In Germany, DB passengers must validate their tickets with a ticket inspector on trains rather than at a turnstile prior to boarding. Since 2018, the mobile DB navigator app has added a tool – Komfort Check-in (Self Check-in) – that allows passengers to validate their tickets as soon as they have started their journey. It confirms the journey has begun and the seat choice, with the information sent immediately to the ticket inspector’s terminal. This ensures passengers are not subsequently disturbed by the ticket inspector.

Bringing AI into play

With regards the MaaS model, a recent development is the launch of a test network to give platform users greater value for money. It is based on artificial intelligence (AI) agents, the Autonomous Economic Agents (AEAs) provided by blockchain and AI start-up Fetch.AI.

The approach involves better exploiting underutilised data in ecosystems. This is carried out through market intelligence in the form of AI tools that understand the personal intentions of travellers and can navigate the complexity of transport choices intelligently. This model could simplify travel choices for multimodal passengers, who would no longer need to consult several apps for their journey.

“An agent could live on your smartphone, learning and studying your preferences for travel over time,” said Joshua Croft, software developer and ecosystem coordinator, Fetch.AI, in February 2019 (Fetch.AI and the UK rail network’s digital revolution – railway-technology.com).

Overall, this development could simplify journeys for passengers. At the same time, on the downside, they run the risk of their personal data being misused by these agents.

The need for data and regulations

However, if multimodality in the transport sector is to provide optimal services it needs data and data regulations. At the high-level conference ‘Multimodal transport – towards the future of the EU’, held in Brussels on 26 February 2019, the industry called for data to be classified and only shared when authorised.
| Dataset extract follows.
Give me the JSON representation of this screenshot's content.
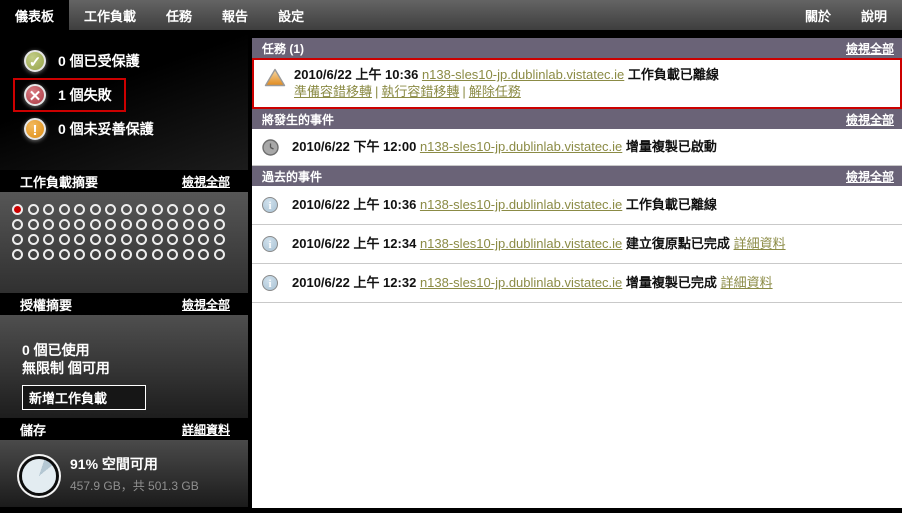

On the other hand, technical details should not be included in regulations, because this will hinder the open progress of multimodal transport. Overall, the value of data has reached such a point for the multimodal transport that the industry is now requesting the EU provides data, rather than money.

At this stage, the question remains open – will data will become a currency of the future, whereby countries with authoritarian regimes that control all the national data will be best placed to provide the best multimodal services?